[00:42:33] If we didn't laugh, we'd have to cry, I guess is perhaps applicable to cybersecurity at large.

[00:42:39] That's absolutely true in cybersecurity. Yes. Brian.

[00:42:44] So, John, same set of questions to you. What do you look for, what types of characteristics for your team as you look to build up going forward?

[00:42:52] Yeah, I mean, I think one of the things, and it a little while to figure out how to interview for it, but we're really looking for people that are intensely curious. Right? We want people that absolutely question everything and are willing to really dig when their instinct says they need to be digging. And that I think for us has really paid off the most. Certainly, we try and do everything we can to keep people engaged, but, when we're looking for people, curiosity is probably the biggest thing we're looking for. And all the other stuff matters. We're less focused on getting people with the best communication skills. It doesn't matter to me if my team spends all day talking to each other. My job is to go out and sell the ideas and sell the business on what we're doing. And my team can work whatever way makes them comfortable.

[00:43:49] Excellent. Chuck, you'll close us out on this question.
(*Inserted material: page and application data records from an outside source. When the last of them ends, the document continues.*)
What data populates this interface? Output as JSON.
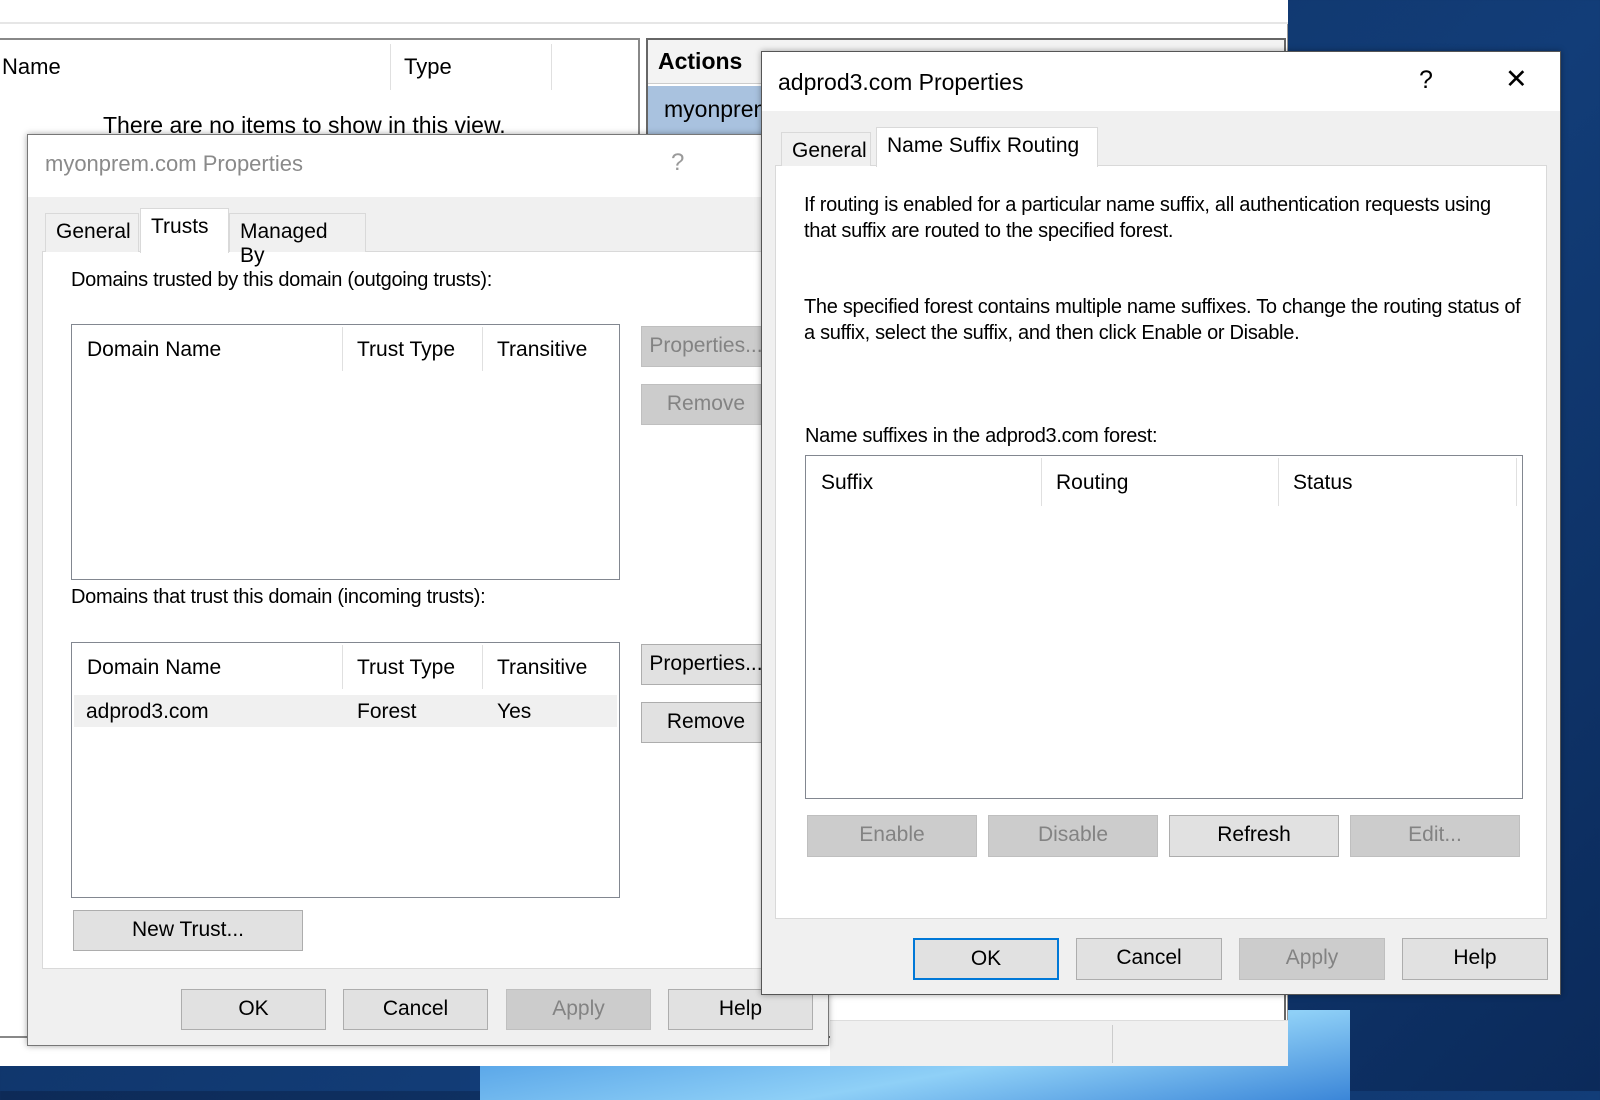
{
  "mmc": {
    "columns": [
      "Name",
      "Type"
    ],
    "empty_text": "There are no items to show in this view.",
    "actions_title": "Actions",
    "actions_item": "myonprem.com"
  },
  "dialog1": {
    "title": "myonprem.com Properties",
    "help": "?",
    "tabs": [
      "General",
      "Trusts",
      "Managed By"
    ],
    "selected_tab": "Trusts",
    "outgoing_label": "Domains trusted by this domain (outgoing trusts):",
    "incoming_label": "Domains that trust this domain (incoming trusts):",
    "columns": [
      "Domain Name",
      "Trust Type",
      "Transitive"
    ],
    "incoming_rows": [
      {
        "domain": "adprod3.com",
        "type": "Forest",
        "transitive": "Yes"
      }
    ],
    "properties": "Properties...",
    "remove": "Remove",
    "new_trust": "New Trust...",
    "ok": "OK",
    "cancel": "Cancel",
    "apply": "Apply",
    "help_btn": "Help"
  },
  "dialog2": {
    "title": "adprod3.com Properties",
    "help": "?",
    "close": "✕",
    "tabs": [
      "General",
      "Name Suffix Routing"
    ],
    "selected_tab": "Name Suffix Routing",
    "desc1": "If routing is enabled for a particular name suffix, all authentication requests using that suffix are routed to the specified forest.",
    "desc2": "The specified forest contains multiple name suffixes. To change the routing status of a suffix, select the suffix, and then click Enable or Disable.",
    "list_label": "Name suffixes in the adprod3.com forest:",
    "columns": [
      "Suffix",
      "Routing",
      "Status"
    ],
    "enable": "Enable",
    "disable": "Disable",
    "refresh": "Refresh",
    "edit": "Edit...",
    "ok": "OK",
    "cancel": "Cancel",
    "apply": "Apply",
    "help_btn": "Help"
  }
}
[00:43:52] I really appreciate the comments that John and Andy made. I would echo many of those. It really boils down to a couple of factors. One is I'd like a player-coach. We're growing in a lot of capabilities that we're not extant in the organization prior to the past five or six years. So we need to have people that can understand their position, but more than that, become a coach to others and look across the siloed organizations and say, OK, how can I use these tools to help others in the organization achieve their goals? So there's a certain degree of empathy. That curiosity that John spoke of, it carries over. Well, I'm curious about how it does my job, but how can it also help the datacom team or the server team? And just a certain degree of patience. We like to make security the most important thing ever, but frankly, the business has other ideas. They're trying to grow the business. They're trying to extend IT into member organizations. And in many ways, we're sort of an insurance part of the company. So helping others do their job, having patience and maybe resiliency. So maybe you don't get what you want today, but come back tomorrow and just keep at it until we can prevail and implement what it is we need. Those characteristics of empathy, of curiosity, of resiliency, of patience, and becoming a player-coach are just the things that I look for.

[00:45:35] Well said and well put by all. So thank you guys so much for your perspective on that topic as well as the others.

[00:45:47] Again, I would like to thank our esteemed guests for a sizzling conversation on a range of topics centered on building an effective information security team and program. I've taken more notes here than I can recap on all the gems and insights this group has put forward. I'm very thankful for these colleagues to take the time out of their cramped schedules and help share their experience with us, as well as with the industry at large. We learned a lot today, that's for sure.

[00:46:09] As always, we would like to have your feedback and hear from you, our listeners. Feel free to drop us a note about what topic you would like to hear about or thought leader you'd like to hear from. Our email address is [email protected] We look forward to having you join us for the next CyberPHIx podcast coming soon.